So there I was, browsing my local Borders outlet, when I came across
this bargain-priced 3-disc Essential Guide to Brazil on the British budget label Union Square Music. Normally I'm wary of cheapie compilations like this, but the lineup of artists looked really promising--a mix of some I know and like (Getz, Veloso, Gil, Celso Fonseca, Zuco 103, Trio Mocotó), a couple I've been wanting to check out in more detail (Chico Buarque, Seu Jorge), and a bunch I've never heard of (Grupo Cabana, Zeca Pagodinho, Bob Azzam, and many more). There are several familiar songs, mostly by Jobim (the obligatory "Girl from Ipanema" is done by Paula Santoro), but plenty that I've never heard of. Of those, a super-catchy cover of "16 Tons" by Funk Como Le Gusta ("16 Toneladas") jumped out right away, along with a 50s-sounding novelty called "Crickets Sing for Ana Maria" by Marcos Valle, and Monica Vasconcelos' electronica-influenced take on "Bananeira" (Bebel Gilberto also does a version of this, and I'm pretty sure lots of other people do, too, since the melody is one I'm certain I heard long before I started listening to all this Brazilian stuff). Come to think of it, other than a pretty straightforward jazz piece ("Dado" by Bruno E) and some slightly muzak-y bits on Disc 1, there's not much on here that I don't like. For the price of a single CD, you get three albums that serve as a handy little guide to a lot of interesting artists worthy of further investigation.

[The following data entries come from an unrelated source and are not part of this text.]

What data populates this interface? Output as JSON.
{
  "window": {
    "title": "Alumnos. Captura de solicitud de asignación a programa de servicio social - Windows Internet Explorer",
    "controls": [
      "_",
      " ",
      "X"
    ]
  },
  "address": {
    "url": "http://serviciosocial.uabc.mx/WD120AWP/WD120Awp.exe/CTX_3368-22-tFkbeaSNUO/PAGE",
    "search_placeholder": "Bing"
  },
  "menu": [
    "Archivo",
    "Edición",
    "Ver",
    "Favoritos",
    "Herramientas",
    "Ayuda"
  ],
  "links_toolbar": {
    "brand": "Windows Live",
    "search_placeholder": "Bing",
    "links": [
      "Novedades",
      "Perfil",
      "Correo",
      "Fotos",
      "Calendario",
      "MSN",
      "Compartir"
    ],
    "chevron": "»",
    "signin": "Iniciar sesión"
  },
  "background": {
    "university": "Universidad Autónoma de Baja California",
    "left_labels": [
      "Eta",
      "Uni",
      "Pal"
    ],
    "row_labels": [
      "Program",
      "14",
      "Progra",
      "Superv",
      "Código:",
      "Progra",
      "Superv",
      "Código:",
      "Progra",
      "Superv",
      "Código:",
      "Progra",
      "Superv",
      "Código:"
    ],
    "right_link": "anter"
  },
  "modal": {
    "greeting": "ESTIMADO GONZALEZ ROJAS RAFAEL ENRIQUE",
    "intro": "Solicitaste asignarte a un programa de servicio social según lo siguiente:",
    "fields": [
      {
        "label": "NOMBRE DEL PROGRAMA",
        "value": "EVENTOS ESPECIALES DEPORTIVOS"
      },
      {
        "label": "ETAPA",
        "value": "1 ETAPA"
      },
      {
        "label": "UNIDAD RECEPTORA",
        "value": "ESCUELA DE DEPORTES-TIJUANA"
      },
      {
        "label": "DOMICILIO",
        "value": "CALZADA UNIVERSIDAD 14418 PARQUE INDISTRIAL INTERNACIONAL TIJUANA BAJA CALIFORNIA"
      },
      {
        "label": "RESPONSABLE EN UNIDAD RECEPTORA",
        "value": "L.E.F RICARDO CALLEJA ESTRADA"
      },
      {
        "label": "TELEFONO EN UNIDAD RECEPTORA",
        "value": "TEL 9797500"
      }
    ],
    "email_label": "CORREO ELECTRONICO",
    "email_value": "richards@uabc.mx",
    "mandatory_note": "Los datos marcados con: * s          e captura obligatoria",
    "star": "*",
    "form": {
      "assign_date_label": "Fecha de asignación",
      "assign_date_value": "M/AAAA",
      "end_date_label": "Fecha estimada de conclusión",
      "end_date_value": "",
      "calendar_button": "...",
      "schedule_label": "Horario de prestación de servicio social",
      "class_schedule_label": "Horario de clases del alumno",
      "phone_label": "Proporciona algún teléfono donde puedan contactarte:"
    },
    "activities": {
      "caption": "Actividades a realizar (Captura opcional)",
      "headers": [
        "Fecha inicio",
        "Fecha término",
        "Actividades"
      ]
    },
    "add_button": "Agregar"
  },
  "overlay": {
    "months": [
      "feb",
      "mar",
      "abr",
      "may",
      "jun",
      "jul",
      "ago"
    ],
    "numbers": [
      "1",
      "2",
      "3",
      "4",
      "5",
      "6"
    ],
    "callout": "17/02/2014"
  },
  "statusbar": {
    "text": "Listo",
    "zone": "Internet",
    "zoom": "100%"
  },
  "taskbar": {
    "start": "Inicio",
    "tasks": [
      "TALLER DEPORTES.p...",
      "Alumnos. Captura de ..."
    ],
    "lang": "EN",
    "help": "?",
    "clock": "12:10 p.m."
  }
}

I wouldn't really call this an "Essential Guide," mind you. I don't get the sense that there's a strong curatorial voice here. Each disc has a scholarly-looking theme--"Bossa Nova: The 60s Revolution," "Samba and the Samba Legacy," and "New Routes, Old Roots: Brazil 2K"--but these seem a little contrived, especially since the packaging is otherwise so astonishingly minimal. The image you see above appears on each of the slender cases, and there's nothing else to distinguish them--not even a disc number. Liner notes? Dream on.
Actually, notes for each song do exist online, at the label's website. They're short, but informative. Again, if you want to get your feet wet in the music of the region, this seems like a good, low-cost place to start. (FYI, at the same site you'll find a list of the other albums and sets on their roster, many of which also have online liner notes. I'm guessing the volumes devotes to Arabic and African music demonstrate the same strengths and weaknesses as the Brazilian one. Maybe the next time I find myself at Borders, I'll seek 'em out.)